╭──

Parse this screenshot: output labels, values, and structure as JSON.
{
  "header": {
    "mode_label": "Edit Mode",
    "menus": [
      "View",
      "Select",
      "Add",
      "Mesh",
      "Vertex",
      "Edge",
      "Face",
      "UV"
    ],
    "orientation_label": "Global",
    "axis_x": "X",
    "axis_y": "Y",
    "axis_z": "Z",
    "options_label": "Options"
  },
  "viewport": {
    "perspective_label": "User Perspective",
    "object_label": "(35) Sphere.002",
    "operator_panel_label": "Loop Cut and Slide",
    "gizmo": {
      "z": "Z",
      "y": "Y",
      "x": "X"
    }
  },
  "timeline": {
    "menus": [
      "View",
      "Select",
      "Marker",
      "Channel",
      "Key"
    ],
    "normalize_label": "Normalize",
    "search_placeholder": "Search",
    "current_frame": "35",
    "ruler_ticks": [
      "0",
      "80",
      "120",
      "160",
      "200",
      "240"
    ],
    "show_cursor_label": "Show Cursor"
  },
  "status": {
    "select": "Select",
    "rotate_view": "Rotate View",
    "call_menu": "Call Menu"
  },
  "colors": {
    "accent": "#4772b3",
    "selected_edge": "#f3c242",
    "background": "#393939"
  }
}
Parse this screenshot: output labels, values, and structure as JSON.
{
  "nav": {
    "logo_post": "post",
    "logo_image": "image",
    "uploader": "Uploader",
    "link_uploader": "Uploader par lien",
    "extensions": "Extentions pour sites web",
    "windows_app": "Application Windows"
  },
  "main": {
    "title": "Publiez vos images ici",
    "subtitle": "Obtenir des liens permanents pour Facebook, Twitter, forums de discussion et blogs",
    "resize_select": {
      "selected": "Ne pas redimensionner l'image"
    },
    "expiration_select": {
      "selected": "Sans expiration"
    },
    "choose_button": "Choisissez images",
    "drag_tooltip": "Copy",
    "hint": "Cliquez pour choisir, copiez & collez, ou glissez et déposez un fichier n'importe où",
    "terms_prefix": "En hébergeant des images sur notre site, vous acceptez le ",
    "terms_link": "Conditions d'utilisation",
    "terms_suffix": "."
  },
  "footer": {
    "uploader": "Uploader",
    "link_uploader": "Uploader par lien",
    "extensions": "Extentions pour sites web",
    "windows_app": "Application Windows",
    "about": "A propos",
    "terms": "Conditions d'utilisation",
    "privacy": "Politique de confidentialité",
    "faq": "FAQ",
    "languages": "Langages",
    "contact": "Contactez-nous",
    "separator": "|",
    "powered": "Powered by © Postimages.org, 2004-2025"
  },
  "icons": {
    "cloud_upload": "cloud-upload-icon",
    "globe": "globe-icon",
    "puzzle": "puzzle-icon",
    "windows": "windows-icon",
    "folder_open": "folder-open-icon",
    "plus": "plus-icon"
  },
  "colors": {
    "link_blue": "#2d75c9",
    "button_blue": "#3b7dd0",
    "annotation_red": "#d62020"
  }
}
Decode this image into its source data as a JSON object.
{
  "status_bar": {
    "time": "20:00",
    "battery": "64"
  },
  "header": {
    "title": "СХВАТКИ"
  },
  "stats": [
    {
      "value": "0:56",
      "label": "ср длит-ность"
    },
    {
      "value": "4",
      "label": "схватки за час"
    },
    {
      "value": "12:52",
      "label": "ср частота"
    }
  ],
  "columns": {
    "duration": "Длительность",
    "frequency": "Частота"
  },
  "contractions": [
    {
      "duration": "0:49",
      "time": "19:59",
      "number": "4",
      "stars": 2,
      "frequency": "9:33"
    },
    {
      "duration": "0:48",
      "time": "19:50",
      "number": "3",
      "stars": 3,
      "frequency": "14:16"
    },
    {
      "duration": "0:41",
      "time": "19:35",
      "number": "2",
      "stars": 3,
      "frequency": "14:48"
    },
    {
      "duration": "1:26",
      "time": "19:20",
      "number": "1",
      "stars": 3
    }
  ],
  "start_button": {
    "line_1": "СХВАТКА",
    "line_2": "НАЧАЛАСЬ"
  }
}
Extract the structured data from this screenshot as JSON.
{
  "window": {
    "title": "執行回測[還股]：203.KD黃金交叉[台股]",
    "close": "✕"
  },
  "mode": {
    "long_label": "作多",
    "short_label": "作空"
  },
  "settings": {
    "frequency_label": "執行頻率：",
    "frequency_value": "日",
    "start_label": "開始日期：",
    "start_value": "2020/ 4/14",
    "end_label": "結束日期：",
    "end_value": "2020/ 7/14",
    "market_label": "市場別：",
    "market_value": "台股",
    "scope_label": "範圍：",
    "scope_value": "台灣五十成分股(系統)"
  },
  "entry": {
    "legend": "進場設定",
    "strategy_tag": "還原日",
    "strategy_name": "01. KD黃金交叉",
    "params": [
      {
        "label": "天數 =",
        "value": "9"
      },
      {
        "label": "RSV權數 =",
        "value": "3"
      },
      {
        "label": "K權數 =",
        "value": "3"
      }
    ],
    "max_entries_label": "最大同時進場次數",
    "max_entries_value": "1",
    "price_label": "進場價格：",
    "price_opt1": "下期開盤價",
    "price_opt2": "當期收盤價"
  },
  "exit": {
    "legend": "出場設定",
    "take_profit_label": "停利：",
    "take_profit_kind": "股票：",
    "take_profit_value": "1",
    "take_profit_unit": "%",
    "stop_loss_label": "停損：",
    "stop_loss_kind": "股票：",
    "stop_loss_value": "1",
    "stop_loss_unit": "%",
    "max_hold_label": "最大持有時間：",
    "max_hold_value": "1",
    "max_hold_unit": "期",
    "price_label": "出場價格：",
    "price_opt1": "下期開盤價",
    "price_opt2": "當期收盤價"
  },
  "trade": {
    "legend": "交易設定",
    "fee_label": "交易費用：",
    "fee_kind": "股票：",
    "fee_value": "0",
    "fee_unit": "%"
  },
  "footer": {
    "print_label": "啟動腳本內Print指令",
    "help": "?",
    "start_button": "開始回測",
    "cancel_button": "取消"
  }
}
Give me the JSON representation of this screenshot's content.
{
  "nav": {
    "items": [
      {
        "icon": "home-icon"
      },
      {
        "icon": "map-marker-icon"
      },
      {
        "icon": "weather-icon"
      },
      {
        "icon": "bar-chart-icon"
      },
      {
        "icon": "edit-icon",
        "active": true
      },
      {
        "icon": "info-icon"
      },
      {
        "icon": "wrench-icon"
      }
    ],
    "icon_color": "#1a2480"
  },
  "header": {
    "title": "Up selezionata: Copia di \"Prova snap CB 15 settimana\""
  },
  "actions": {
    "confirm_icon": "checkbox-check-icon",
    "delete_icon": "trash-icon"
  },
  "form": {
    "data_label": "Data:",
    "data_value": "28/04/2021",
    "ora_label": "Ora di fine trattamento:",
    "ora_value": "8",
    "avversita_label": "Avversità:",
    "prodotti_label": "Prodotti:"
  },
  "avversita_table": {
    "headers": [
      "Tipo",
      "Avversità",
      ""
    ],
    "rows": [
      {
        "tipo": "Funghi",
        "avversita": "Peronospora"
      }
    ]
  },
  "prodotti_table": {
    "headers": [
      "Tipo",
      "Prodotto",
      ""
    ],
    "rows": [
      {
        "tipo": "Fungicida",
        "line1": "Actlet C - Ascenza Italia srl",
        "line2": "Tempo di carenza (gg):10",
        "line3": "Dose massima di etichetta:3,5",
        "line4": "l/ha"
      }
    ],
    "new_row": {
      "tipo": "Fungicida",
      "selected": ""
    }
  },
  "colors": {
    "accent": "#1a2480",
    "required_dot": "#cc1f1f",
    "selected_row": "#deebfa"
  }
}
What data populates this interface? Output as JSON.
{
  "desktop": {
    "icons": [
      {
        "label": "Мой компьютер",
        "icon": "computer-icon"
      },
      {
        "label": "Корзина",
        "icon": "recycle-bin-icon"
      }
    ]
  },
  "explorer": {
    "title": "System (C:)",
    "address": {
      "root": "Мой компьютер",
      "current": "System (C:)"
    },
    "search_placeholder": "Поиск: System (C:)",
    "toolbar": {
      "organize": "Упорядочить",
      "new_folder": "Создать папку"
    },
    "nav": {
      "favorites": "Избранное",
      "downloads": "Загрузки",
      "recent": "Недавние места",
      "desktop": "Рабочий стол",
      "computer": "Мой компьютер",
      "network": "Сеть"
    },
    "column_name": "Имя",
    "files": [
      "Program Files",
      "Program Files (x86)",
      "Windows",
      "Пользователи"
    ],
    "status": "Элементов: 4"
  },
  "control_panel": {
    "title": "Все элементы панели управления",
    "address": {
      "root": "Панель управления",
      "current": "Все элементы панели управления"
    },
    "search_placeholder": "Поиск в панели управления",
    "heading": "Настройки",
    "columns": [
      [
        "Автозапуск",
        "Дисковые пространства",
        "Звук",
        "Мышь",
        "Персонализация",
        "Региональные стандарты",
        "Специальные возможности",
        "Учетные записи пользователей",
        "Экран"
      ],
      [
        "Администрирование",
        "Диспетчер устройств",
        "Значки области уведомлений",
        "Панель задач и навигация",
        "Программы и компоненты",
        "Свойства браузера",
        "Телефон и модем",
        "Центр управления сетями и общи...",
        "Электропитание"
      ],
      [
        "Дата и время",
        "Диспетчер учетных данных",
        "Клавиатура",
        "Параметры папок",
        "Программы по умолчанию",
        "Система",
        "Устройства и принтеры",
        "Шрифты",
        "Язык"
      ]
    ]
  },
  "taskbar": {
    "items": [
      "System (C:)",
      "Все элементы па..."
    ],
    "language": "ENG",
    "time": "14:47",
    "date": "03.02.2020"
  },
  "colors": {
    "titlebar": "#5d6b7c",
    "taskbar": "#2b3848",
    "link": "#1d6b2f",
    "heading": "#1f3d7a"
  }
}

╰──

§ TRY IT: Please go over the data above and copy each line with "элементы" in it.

§ WORKED SOLUTION:
    "title": "Все элементы панели управления",
      "current": "Все элементы панели управления"
      "Все элементы па..."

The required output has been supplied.